● Task instructions
Please restate every record below word for word.

** Records shown follows **

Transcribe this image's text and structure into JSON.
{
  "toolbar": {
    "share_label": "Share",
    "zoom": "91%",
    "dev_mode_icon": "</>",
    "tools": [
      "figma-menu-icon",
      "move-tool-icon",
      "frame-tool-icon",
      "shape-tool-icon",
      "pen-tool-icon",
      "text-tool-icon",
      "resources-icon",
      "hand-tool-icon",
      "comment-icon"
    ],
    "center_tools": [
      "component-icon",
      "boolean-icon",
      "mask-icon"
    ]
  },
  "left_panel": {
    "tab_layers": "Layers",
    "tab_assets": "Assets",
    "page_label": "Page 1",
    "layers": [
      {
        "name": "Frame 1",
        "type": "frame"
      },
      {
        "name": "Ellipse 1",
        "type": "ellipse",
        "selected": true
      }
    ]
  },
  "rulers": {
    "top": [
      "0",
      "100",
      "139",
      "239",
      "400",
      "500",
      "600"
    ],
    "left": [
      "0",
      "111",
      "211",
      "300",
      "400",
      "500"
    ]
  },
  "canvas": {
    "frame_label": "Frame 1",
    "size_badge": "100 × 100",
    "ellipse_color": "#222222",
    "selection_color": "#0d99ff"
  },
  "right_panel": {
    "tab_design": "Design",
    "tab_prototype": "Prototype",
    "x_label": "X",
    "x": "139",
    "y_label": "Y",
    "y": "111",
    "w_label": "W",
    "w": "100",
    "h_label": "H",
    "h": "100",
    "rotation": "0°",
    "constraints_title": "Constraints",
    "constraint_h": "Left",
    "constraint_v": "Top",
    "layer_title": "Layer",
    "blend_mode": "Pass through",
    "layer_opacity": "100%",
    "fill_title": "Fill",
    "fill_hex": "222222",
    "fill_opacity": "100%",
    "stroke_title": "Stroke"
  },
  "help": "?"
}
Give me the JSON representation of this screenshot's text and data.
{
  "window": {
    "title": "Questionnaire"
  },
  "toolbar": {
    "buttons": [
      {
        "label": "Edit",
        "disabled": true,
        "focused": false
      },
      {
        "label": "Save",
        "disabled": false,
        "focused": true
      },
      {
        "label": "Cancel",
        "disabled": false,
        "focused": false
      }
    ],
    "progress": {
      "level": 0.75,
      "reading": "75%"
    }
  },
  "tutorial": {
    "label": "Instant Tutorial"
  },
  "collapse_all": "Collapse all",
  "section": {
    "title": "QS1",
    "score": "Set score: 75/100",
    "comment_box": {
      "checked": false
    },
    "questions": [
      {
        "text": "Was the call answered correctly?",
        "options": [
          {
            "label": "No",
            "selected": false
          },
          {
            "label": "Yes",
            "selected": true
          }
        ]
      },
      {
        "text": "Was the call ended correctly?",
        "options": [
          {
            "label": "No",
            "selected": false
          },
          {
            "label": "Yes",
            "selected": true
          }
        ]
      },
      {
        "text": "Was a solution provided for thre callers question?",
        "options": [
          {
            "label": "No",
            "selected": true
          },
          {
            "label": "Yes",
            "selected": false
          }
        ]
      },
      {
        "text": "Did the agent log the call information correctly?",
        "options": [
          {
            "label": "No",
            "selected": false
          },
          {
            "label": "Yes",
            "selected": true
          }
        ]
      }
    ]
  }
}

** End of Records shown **

● Reply
Transcribe this image's text and structure into JSON.
{
  "toolbar": {
    "share_label": "Share",
    "zoom": "91%",
    "dev_mode_icon": "</>",
    "tools": [
      "figma-menu-icon",
      "move-tool-icon",
      "frame-tool-icon",
      "shape-tool-icon",
      "pen-tool-icon",
      "text-tool-icon",
      "resources-icon",
      "hand-tool-icon",
      "comment-icon"
    ],
    "center_tools": [
      "component-icon",
      "boolean-icon",
      "mask-icon"
    ]
  },
  "left_panel": {
    "tab_layers": "Layers",
    "tab_assets": "Assets",
    "page_label": "Page 1",
    "layers": [
      {
        "name": "Frame 1",
        "type": "frame"
      },
      {
        "name": "Ellipse 1",
        "type": "ellipse",
        "selected": true
      }
    ]
  },
  "rulers": {
    "top": [
      "0",
      "100",
      "139",
      "239",
      "400",
      "500",
      "600"
    ],
    "left": [
      "0",
      "111",
      "211",
      "300",
      "400",
      "500"
    ]
  },
  "canvas": {
    "frame_label": "Frame 1",
    "size_badge": "100 × 100",
    "ellipse_color": "#222222",
    "selection_color": "#0d99ff"
  },
  "right_panel": {
    "tab_design": "Design",
    "tab_prototype": "Prototype",
    "x_label": "X",
    "x": "139",
    "y_label": "Y",
    "y": "111",
    "w_label": "W",
    "w": "100",
    "h_label": "H",
    "h": "100",
    "rotation": "0°",
    "constraints_title": "Constraints",
    "constraint_h": "Left",
    "constraint_v": "Top",
    "layer_title": "Layer",
    "blend_mode": "Pass through",
    "layer_opacity": "100%",
    "fill_title": "Fill",
    "fill_hex": "222222",
    "fill_opacity": "100%",
    "stroke_title": "Stroke"
  },
  "help": "?"
}
Give me the JSON representation of this screenshot's text and data.
{
  "window": {
    "title": "Questionnaire"
  },
  "toolbar": {
    "buttons": [
      {
        "label": "Edit",
        "disabled": true,
        "focused": false
      },
      {
        "label": "Save",
        "disabled": false,
        "focused": true
      },
      {
        "label": "Cancel",
        "disabled": false,
        "focused": false
      }
    ],
    "progress": {
      "level": 0.75,
      "reading": "75%"
    }
  },
  "tutorial": {
    "label": "Instant Tutorial"
  },
  "collapse_all": "Collapse all",
  "section": {
    "title": "QS1",
    "score": "Set score: 75/100",
    "comment_box": {
      "checked": false
    },
    "questions": [
      {
        "text": "Was the call answered correctly?",
        "options": [
          {
            "label": "No",
            "selected": false
          },
          {
            "label": "Yes",
            "selected": true
          }
        ]
      },
      {
        "text": "Was the call ended correctly?",
        "options": [
          {
            "label": "No",
            "selected": false
          },
          {
            "label": "Yes",
            "selected": true
          }
        ]
      },
      {
        "text": "Was a solution provided for thre callers question?",
        "options": [
          {
            "label": "No",
            "selected": true
          },
          {
            "label": "Yes",
            "selected": false
          }
        ]
      },
      {
        "text": "Did the agent log the call information correctly?",
        "options": [
          {
            "label": "No",
            "selected": false
          },
          {
            "label": "Yes",
            "selected": true
          }
        ]
      }
    ]
  }
}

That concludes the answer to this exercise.